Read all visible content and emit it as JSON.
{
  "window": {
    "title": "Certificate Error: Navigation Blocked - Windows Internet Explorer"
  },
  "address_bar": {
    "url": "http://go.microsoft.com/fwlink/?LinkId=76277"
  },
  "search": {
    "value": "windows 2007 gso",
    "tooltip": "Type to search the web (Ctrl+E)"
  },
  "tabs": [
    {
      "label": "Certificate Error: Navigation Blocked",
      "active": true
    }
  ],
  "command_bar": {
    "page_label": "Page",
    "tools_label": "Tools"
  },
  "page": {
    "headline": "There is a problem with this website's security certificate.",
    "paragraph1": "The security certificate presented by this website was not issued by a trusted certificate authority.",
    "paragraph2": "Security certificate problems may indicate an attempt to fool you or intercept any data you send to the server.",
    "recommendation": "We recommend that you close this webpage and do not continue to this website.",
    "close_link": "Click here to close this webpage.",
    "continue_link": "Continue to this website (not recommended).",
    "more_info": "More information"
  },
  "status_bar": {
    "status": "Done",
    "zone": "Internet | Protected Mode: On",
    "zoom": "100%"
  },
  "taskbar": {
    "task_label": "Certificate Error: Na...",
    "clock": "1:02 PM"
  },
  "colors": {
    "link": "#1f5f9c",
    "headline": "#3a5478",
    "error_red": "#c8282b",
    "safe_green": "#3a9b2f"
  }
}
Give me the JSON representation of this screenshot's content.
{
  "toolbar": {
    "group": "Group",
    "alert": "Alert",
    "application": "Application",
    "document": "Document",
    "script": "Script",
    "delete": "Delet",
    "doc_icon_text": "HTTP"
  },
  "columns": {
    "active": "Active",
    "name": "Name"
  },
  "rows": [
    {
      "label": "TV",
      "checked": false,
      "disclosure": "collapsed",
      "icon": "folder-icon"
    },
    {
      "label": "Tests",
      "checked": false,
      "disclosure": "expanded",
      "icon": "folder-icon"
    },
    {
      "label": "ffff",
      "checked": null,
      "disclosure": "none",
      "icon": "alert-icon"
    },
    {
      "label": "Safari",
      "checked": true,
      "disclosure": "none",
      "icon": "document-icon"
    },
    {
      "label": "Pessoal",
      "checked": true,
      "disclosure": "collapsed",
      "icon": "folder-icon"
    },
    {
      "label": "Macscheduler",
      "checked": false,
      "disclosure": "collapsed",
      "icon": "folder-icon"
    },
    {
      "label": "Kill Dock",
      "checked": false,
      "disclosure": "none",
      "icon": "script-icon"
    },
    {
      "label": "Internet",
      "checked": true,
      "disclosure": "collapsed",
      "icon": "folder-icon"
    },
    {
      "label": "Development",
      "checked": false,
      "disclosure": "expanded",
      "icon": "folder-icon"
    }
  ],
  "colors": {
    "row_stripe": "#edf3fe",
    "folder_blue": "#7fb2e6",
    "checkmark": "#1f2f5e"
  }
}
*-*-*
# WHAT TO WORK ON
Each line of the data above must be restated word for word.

# EXERCISE RESULT
Read all visible content and emit it as JSON.
{
  "window": {
    "title": "Certificate Error: Navigation Blocked - Windows Internet Explorer"
  },
  "address_bar": {
    "url": "http://go.microsoft.com/fwlink/?LinkId=76277"
  },
  "search": {
    "value": "windows 2007 gso",
    "tooltip": "Type to search the web (Ctrl+E)"
  },
  "tabs": [
    {
      "label": "Certificate Error: Navigation Blocked",
      "active": true
    }
  ],
  "command_bar": {
    "page_label": "Page",
    "tools_label": "Tools"
  },
  "page": {
    "headline": "There is a problem with this website's security certificate.",
    "paragraph1": "The security certificate presented by this website was not issued by a trusted certificate authority.",
    "paragraph2": "Security certificate problems may indicate an attempt to fool you or intercept any data you send to the server.",
    "recommendation": "We recommend that you close this webpage and do not continue to this website.",
    "close_link": "Click here to close this webpage.",
    "continue_link": "Continue to this website (not recommended).",
    "more_info": "More information"
  },
  "status_bar": {
    "status": "Done",
    "zone": "Internet | Protected Mode: On",
    "zoom": "100%"
  },
  "taskbar": {
    "task_label": "Certificate Error: Na...",
    "clock": "1:02 PM"
  },
  "colors": {
    "link": "#1f5f9c",
    "headline": "#3a5478",
    "error_red": "#c8282b",
    "safe_green": "#3a9b2f"
  }
}
Give me the JSON representation of this screenshot's content.
{
  "toolbar": {
    "group": "Group",
    "alert": "Alert",
    "application": "Application",
    "document": "Document",
    "script": "Script",
    "delete": "Delet",
    "doc_icon_text": "HTTP"
  },
  "columns": {
    "active": "Active",
    "name": "Name"
  },
  "rows": [
    {
      "label": "TV",
      "checked": false,
      "disclosure": "collapsed",
      "icon": "folder-icon"
    },
    {
      "label": "Tests",
      "checked": false,
      "disclosure": "expanded",
      "icon": "folder-icon"
    },
    {
      "label": "ffff",
      "checked": null,
      "disclosure": "none",
      "icon": "alert-icon"
    },
    {
      "label": "Safari",
      "checked": true,
      "disclosure": "none",
      "icon": "document-icon"
    },
    {
      "label": "Pessoal",
      "checked": true,
      "disclosure": "collapsed",
      "icon": "folder-icon"
    },
    {
      "label": "Macscheduler",
      "checked": false,
      "disclosure": "collapsed",
      "icon": "folder-icon"
    },
    {
      "label": "Kill Dock",
      "checked": false,
      "disclosure": "none",
      "icon": "script-icon"
    },
    {
      "label": "Internet",
      "checked": true,
      "disclosure": "collapsed",
      "icon": "folder-icon"
    },
    {
      "label": "Development",
      "checked": false,
      "disclosure": "expanded",
      "icon": "folder-icon"
    }
  ],
  "colors": {
    "row_stripe": "#edf3fe",
    "folder_blue": "#7fb2e6",
    "checkmark": "#1f2f5e"
  }
}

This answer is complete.